--- Scott


A hypothetical

Two EMTs arrive at a hospital to pick up a patient to take him to a rehab facility. They observe that the patient seems to be in relatively good condition. They take a look at the Certificate of Medical Necessity form and notice that it's largely empty. They then ask the nurse requesting the transport why the patient requires ambulance transportation (as opposed to a wheelchair van, medical car, or a taxi service).

The nurse then explains that "nothing is particularly wrong with him, but he has no other way to get to there." If further questioned by the EMTs, she claims the patient is afflicted with one of the following conditions:

  • patient is unable to walk independently
  • patient has an altered mental status
  • patient is oxygen-dependent

If the EMTs argue the decision, they face discipline from their superiors. The ambulance company also could be blacklisted by the hospital for having the nerve to question the decisions of the hospital's discharge staff.

A real-life example

One recent news story highlighted what our commenters were saying. In May of last year, nine Florida hospitals paid a combined $7.5 million settlement in response to allegations that they led ambulance companies to bill Medicare for unnecessary rides.

"The ambulance companies, not the hospitals, received payment from Medicare or Medicaid for the rides, but the hospitals benefitted indirectly by quickly removing patients who no longer needed treatment, freeing up space for new patients" explains Lisa Schencker of Modern Healthcare in an article on the settlement.
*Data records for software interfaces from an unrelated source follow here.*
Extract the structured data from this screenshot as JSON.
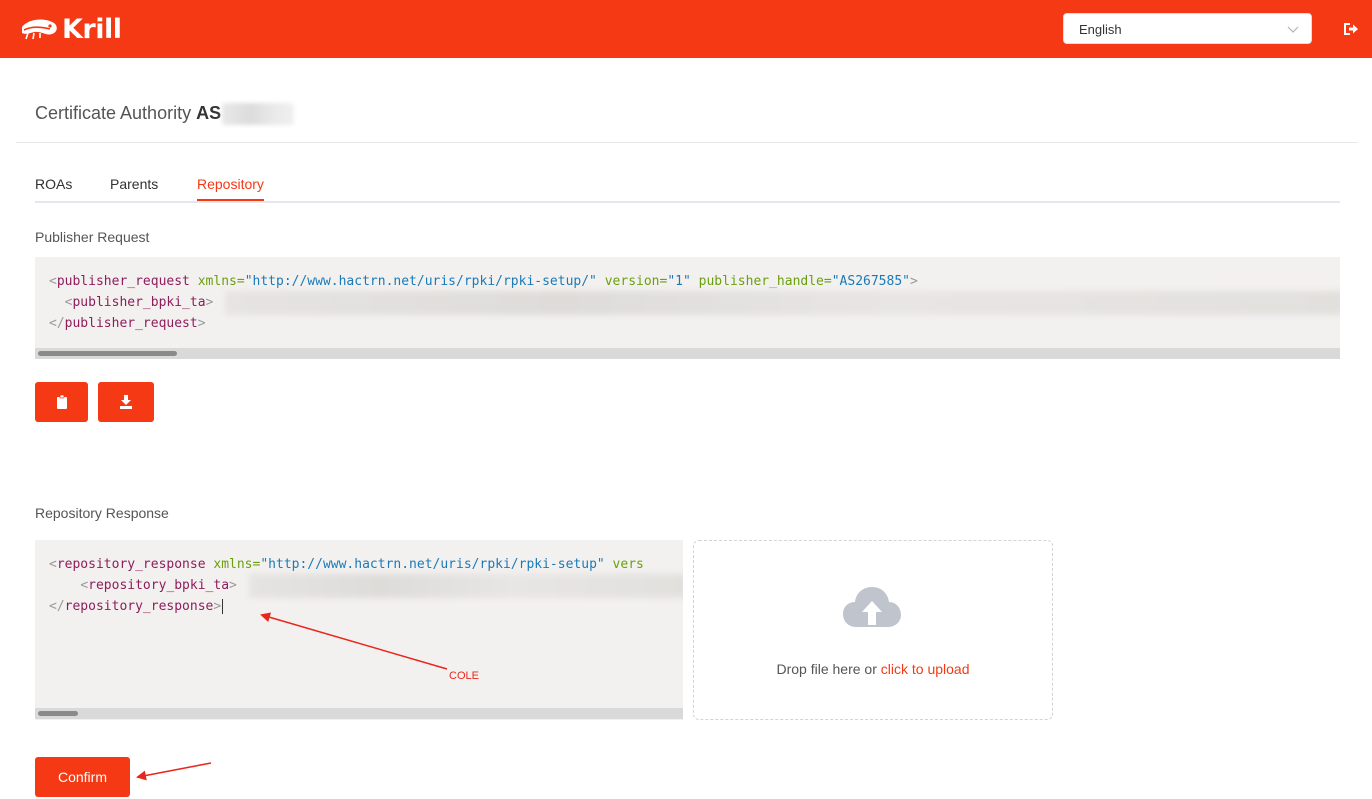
{
  "app": {
    "name": "Krill",
    "brand_color": "#f53914"
  },
  "header": {
    "language_select": {
      "value": "English"
    },
    "logout_icon": "sign-out-icon"
  },
  "page": {
    "title_prefix": "Certificate Authority",
    "title_handle_visible": "AS"
  },
  "tabs": [
    {
      "label": "ROAs",
      "active": false
    },
    {
      "label": "Parents",
      "active": false
    },
    {
      "label": "Repository",
      "active": true
    }
  ],
  "publisher_request": {
    "label": "Publisher Request",
    "line1": {
      "open": "<",
      "tag": "publisher_request",
      "attr1": " xmlns=",
      "val1": "\"http://www.hactrn.net/uris/rpki/rpki-setup/\"",
      "attr2": " version=",
      "val2": "\"1\"",
      "attr3": " publisher_handle=",
      "val3": "\"AS267585\"",
      "close": ">"
    },
    "line2": {
      "indent": "  ",
      "open": "<",
      "tag": "publisher_bpki_ta",
      "close": ">"
    },
    "line3": {
      "open": "</",
      "tag": "publisher_request",
      "close": ">"
    },
    "copy_icon": "clipboard-icon",
    "download_icon": "download-icon"
  },
  "repository_response": {
    "label": "Repository Response",
    "line1": {
      "open": "<",
      "tag": "repository_response",
      "attr1": " xmlns=",
      "val1": "\"http://www.hactrn.net/uris/rpki/rpki-setup\"",
      "attr2": " vers"
    },
    "line2": {
      "indent": "    ",
      "open": "<",
      "tag": "repository_bpki_ta",
      "close": ">"
    },
    "line3": {
      "open": "</",
      "tag": "repository_response",
      "close": ">"
    }
  },
  "upload": {
    "icon": "cloud-upload-icon",
    "text": "Drop file here or ",
    "link": "click to upload"
  },
  "annotation": {
    "label": "COLE",
    "color": "#e8261b"
  },
  "confirm_label": "Confirm"
}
"Hospitals need to educate their employees and contractors in regard to the documents they sign. They need to make sure they understand the criteria to which they're certifying every time they sign one of these documents," said Andrea Treese Berlin, sernior counsel with the Department of Health & Human Services.

The revival of wheelchair van and medical car services
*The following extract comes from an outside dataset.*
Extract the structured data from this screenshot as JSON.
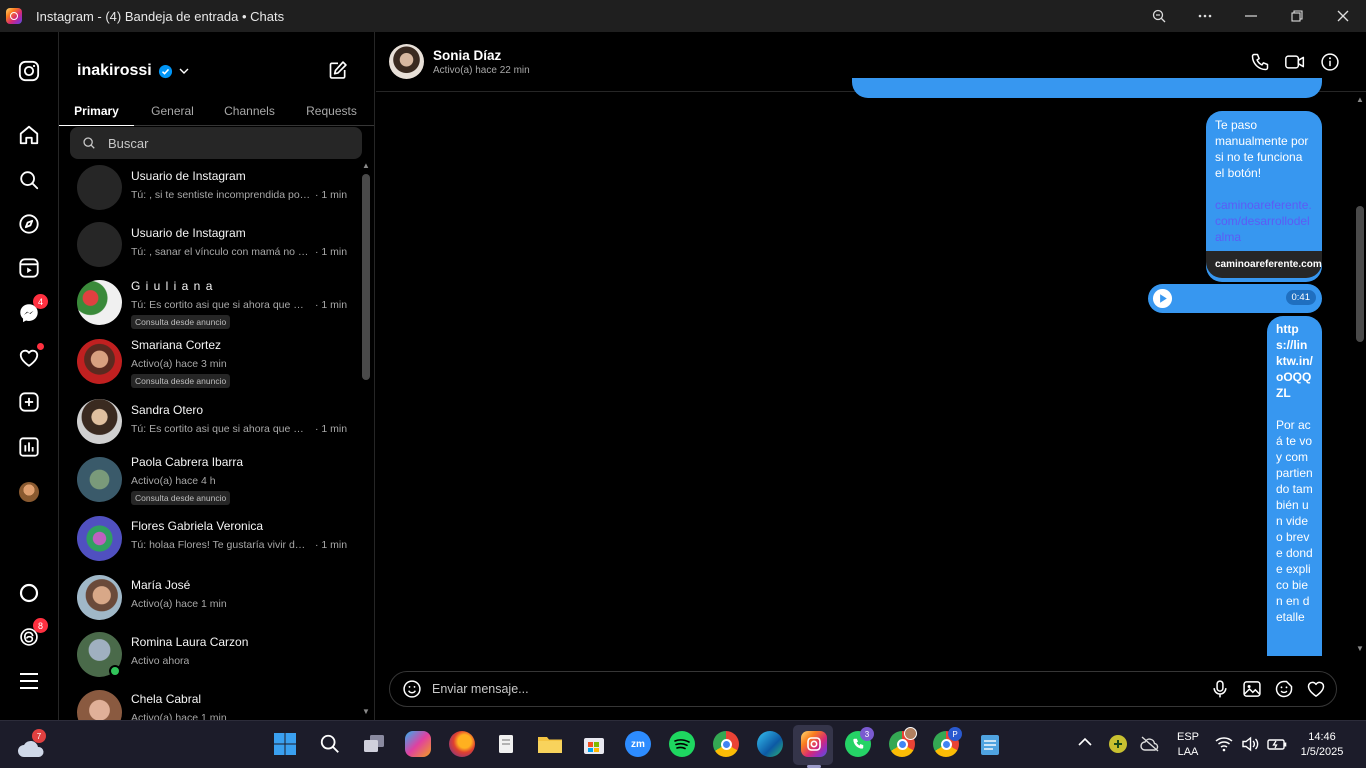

Many hospitals and skilled nursing facilities paid close attention to the Florida story. As a result, in our view, facilities are now being more careful about what sort of discharge transportation they arrange. Slowly but surely, for patients who need some travel assistance but do not meet the requirements for ambulance transportation, facility discharge planners are turning to wheelchair vans and medical cars from medical transportation companies.

Unlike ambulances, this mode of transportation is NOT covered by Medicare, but more often than not, it's the more appropriate solution both for the patient and for our healthcare system.

Meanwhile, the debate on who carries the responsiblity of matching patients with the correct mode of transportation continues. Ambulance companies and EMS workers point to hospitals, while physicians and discharge planners maintain that they shouldn't have to learn the ins and outs of Medicare ambulance regulations.

How can hospitals assure compliance?

Because of various discrepancies and fears of commiting fraud in our industry, many ambulance providers now offer compliance lessons to the hospitals they work with. If you arrange for transportation for patients from a hospital or other healthcare center, ask your transportation provider to hold a Medicare transportation training session at your facility. These can be a great opportunity to open lines of communication, discuss any issues that may have arisen, and assure compliance with all rules and regulations on both ends.

Additional reading

By John Carreyrou --- The Wall Street Journal

By Katie Bo Williams ---

By Shantanu Agrawal, M.D., Medical Director for the Center for Program Integrity at the Centers for Medicare & Medicaid Services

By Dr. Peter Budetti, CMS Deputy Administrator and Director of the Center for Program Integrigy

What to do when you discover conduct that may violate federal fraud and abuse laws

Employee Spotlight: EMT Tanner Coles

Read more